TASK => The full listing, returned exactly and free of pictures, is the expected answer.

INFORMATION =>
^^^^^^^^^^^^^^^^

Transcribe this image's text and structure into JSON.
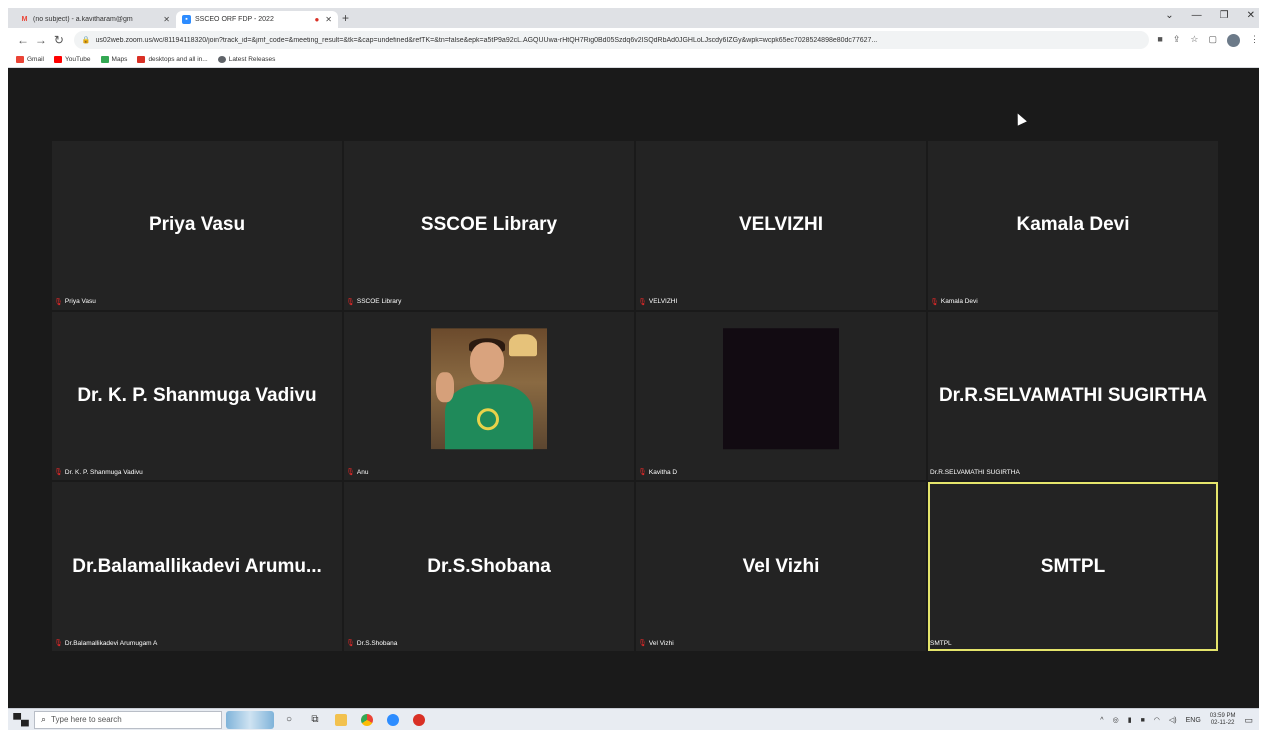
{
  "browser": {
    "tabs": [
      {
        "title": "(no subject) - a.kavitharam@gm",
        "active": false,
        "icon": "gmail-icon"
      },
      {
        "title": "SSCEO ORF FDP - 2022",
        "active": true,
        "icon": "zoom-icon"
      }
    ],
    "url": "us02web.zoom.us/wc/81194118320/join?track_id=&jmf_code=&meeting_result=&tk=&cap=undefined&refTK=&tn=false&epk=a5tP9a92cL.AGQUUwa-rHtQH7Rig0Bd05Szdq6v2ISQdRbAd0JGHLoLJscdy6IZGy&wpk=wcpk65ec7028524898e80dc77627...",
    "bookmarks": [
      {
        "label": "Gmail",
        "color": "#ea4335"
      },
      {
        "label": "YouTube",
        "color": "#ff0000"
      },
      {
        "label": "Maps",
        "color": "#34a853"
      },
      {
        "label": "desktops and all in...",
        "color": "#d93025"
      },
      {
        "label": "Latest Releases",
        "color": "#5f6368"
      }
    ]
  },
  "meeting": {
    "participants": [
      {
        "display_name": "Priya Vasu",
        "label": "Priya Vasu",
        "muted": true,
        "video": "name"
      },
      {
        "display_name": "SSCOE Library",
        "label": "SSCOE Library",
        "muted": true,
        "video": "name"
      },
      {
        "display_name": "VELVIZHI",
        "label": "VELVIZHI",
        "muted": true,
        "video": "name"
      },
      {
        "display_name": "Kamala Devi",
        "label": "Kamala Devi",
        "muted": true,
        "video": "name"
      },
      {
        "display_name": "Dr. K. P. Shanmuga Vadivu",
        "label": "Dr. K. P. Shanmuga Vadivu",
        "muted": true,
        "video": "name"
      },
      {
        "display_name": "",
        "label": "Anu",
        "muted": true,
        "video": "photo"
      },
      {
        "display_name": "",
        "label": "Kavitha D",
        "muted": true,
        "video": "black"
      },
      {
        "display_name": "Dr.R.SELVAMATHI SUGIRTHA",
        "label": "Dr.R.SELVAMATHI SUGIRTHA",
        "muted": false,
        "video": "name"
      },
      {
        "display_name": "Dr.Balamallikadevi Arumu...",
        "label": "Dr.Balamallikadevi Arumugam A",
        "muted": true,
        "video": "name"
      },
      {
        "display_name": "Dr.S.Shobana",
        "label": "Dr.S.Shobana",
        "muted": true,
        "video": "name"
      },
      {
        "display_name": "Vel Vizhi",
        "label": "Vel Vizhi",
        "muted": true,
        "video": "name"
      },
      {
        "display_name": "SMTPL",
        "label": "SMTPL",
        "muted": false,
        "video": "name",
        "active_speaker": true
      }
    ],
    "active_speaker_color": "#e4e46b"
  },
  "taskbar": {
    "search_placeholder": "Type here to search",
    "tray_lang": "ENG",
    "clock_time": "03:59 PM",
    "clock_date": "02-11-22"
  }
}
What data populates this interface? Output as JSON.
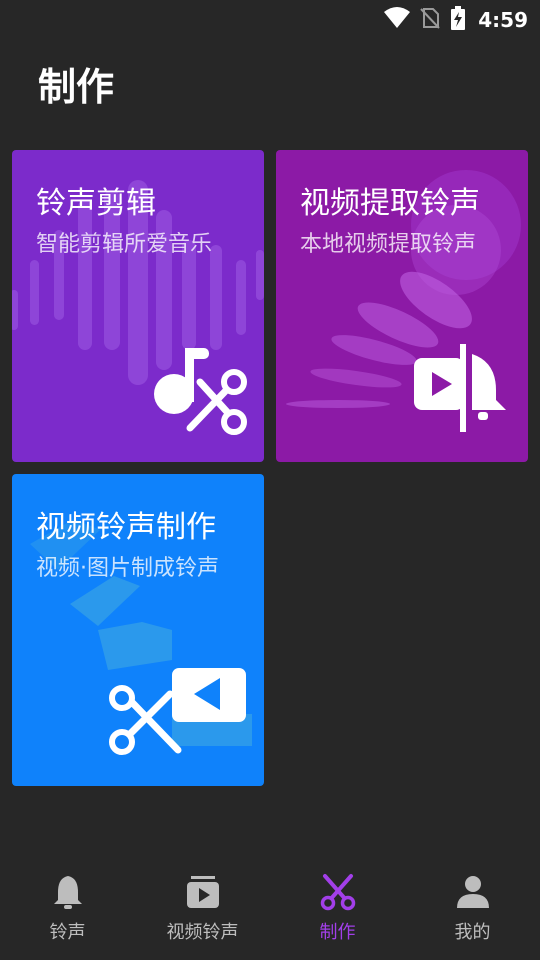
{
  "status_bar": {
    "time": "4:59"
  },
  "page": {
    "title": "制作"
  },
  "cards": [
    {
      "title": "铃声剪辑",
      "subtitle": "智能剪辑所爱音乐"
    },
    {
      "title": "视频提取铃声",
      "subtitle": "本地视频提取铃声"
    },
    {
      "title": "视频铃声制作",
      "subtitle": "视频·图片制成铃声"
    }
  ],
  "bottom_nav": [
    {
      "label": "铃声",
      "icon": "bell-icon"
    },
    {
      "label": "视频铃声",
      "icon": "video-playlist-icon"
    },
    {
      "label": "制作",
      "icon": "scissors-icon"
    },
    {
      "label": "我的",
      "icon": "person-icon"
    }
  ],
  "colors": {
    "background": "#272727",
    "card_music_cut": "#7c2bcb",
    "card_video_extract": "#8c1aa6",
    "card_video_make": "#0f82fb",
    "nav_active": "#a23fe9",
    "nav_inactive": "#bdbdbd"
  }
}
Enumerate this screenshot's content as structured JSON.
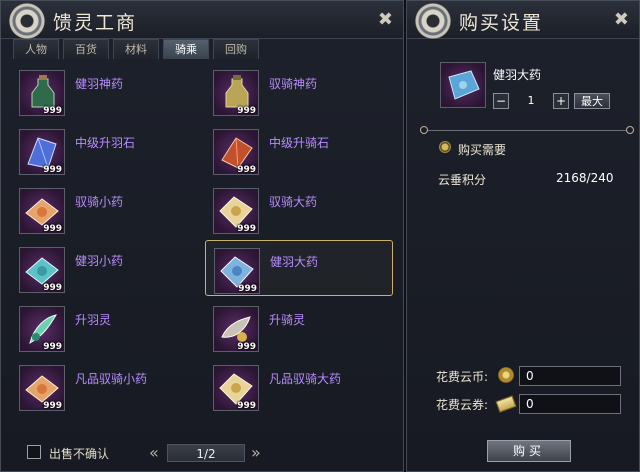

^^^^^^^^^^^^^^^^

YOUR SOLUTION =>
Transcribe this image's text and structure into JSON.
{
  "browser": {
    "tabs": [
      {
        "title": "(no subject) - a.kavitharam@gm",
        "active": false,
        "icon": "gmail-icon"
      },
      {
        "title": "SSCEO ORF FDP - 2022",
        "active": true,
        "icon": "zoom-icon"
      }
    ],
    "url": "us02web.zoom.us/wc/81194118320/join?track_id=&jmf_code=&meeting_result=&tk=&cap=undefined&refTK=&tn=false&epk=a5tP9a92cL.AGQUUwa-rHtQH7Rig0Bd05Szdq6v2ISQdRbAd0JGHLoLJscdy6IZGy&wpk=wcpk65ec7028524898e80dc77627...",
    "bookmarks": [
      {
        "label": "Gmail",
        "color": "#ea4335"
      },
      {
        "label": "YouTube",
        "color": "#ff0000"
      },
      {
        "label": "Maps",
        "color": "#34a853"
      },
      {
        "label": "desktops and all in...",
        "color": "#d93025"
      },
      {
        "label": "Latest Releases",
        "color": "#5f6368"
      }
    ]
  },
  "meeting": {
    "participants": [
      {
        "display_name": "Priya Vasu",
        "label": "Priya Vasu",
        "muted": true,
        "video": "name"
      },
      {
        "display_name": "SSCOE Library",
        "label": "SSCOE Library",
        "muted": true,
        "video": "name"
      },
      {
        "display_name": "VELVIZHI",
        "label": "VELVIZHI",
        "muted": true,
        "video": "name"
      },
      {
        "display_name": "Kamala Devi",
        "label": "Kamala Devi",
        "muted": true,
        "video": "name"
      },
      {
        "display_name": "Dr. K. P. Shanmuga Vadivu",
        "label": "Dr. K. P. Shanmuga Vadivu",
        "muted": true,
        "video": "name"
      },
      {
        "display_name": "",
        "label": "Anu",
        "muted": true,
        "video": "photo"
      },
      {
        "display_name": "",
        "label": "Kavitha D",
        "muted": true,
        "video": "black"
      },
      {
        "display_name": "Dr.R.SELVAMATHI SUGIRTHA",
        "label": "Dr.R.SELVAMATHI SUGIRTHA",
        "muted": false,
        "video": "name"
      },
      {
        "display_name": "Dr.Balamallikadevi Arumu...",
        "label": "Dr.Balamallikadevi Arumugam A",
        "muted": true,
        "video": "name"
      },
      {
        "display_name": "Dr.S.Shobana",
        "label": "Dr.S.Shobana",
        "muted": true,
        "video": "name"
      },
      {
        "display_name": "Vel Vizhi",
        "label": "Vel Vizhi",
        "muted": true,
        "video": "name"
      },
      {
        "display_name": "SMTPL",
        "label": "SMTPL",
        "muted": false,
        "video": "name",
        "active_speaker": true
      }
    ],
    "active_speaker_color": "#e4e46b"
  },
  "taskbar": {
    "search_placeholder": "Type here to search",
    "tray_lang": "ENG",
    "clock_time": "03:59 PM",
    "clock_date": "02-11-22"
  }
}
What data populates this interface? Output as JSON.
{
  "status_bar": {
    "time": "4:59"
  },
  "page": {
    "title": "制作"
  },
  "cards": [
    {
      "title": "铃声剪辑",
      "subtitle": "智能剪辑所爱音乐"
    },
    {
      "title": "视频提取铃声",
      "subtitle": "本地视频提取铃声"
    },
    {
      "title": "视频铃声制作",
      "subtitle": "视频·图片制成铃声"
    }
  ],
  "bottom_nav": [
    {
      "label": "铃声",
      "icon": "bell-icon"
    },
    {
      "label": "视频铃声",
      "icon": "video-playlist-icon"
    },
    {
      "label": "制作",
      "icon": "scissors-icon"
    },
    {
      "label": "我的",
      "icon": "person-icon"
    }
  ],
  "colors": {
    "background": "#272727",
    "card_music_cut": "#7c2bcb",
    "card_video_extract": "#8c1aa6",
    "card_video_make": "#0f82fb",
    "nav_active": "#a23fe9",
    "nav_inactive": "#bdbdbd"
  }
}
Enumerate this screenshot's content as structured JSON.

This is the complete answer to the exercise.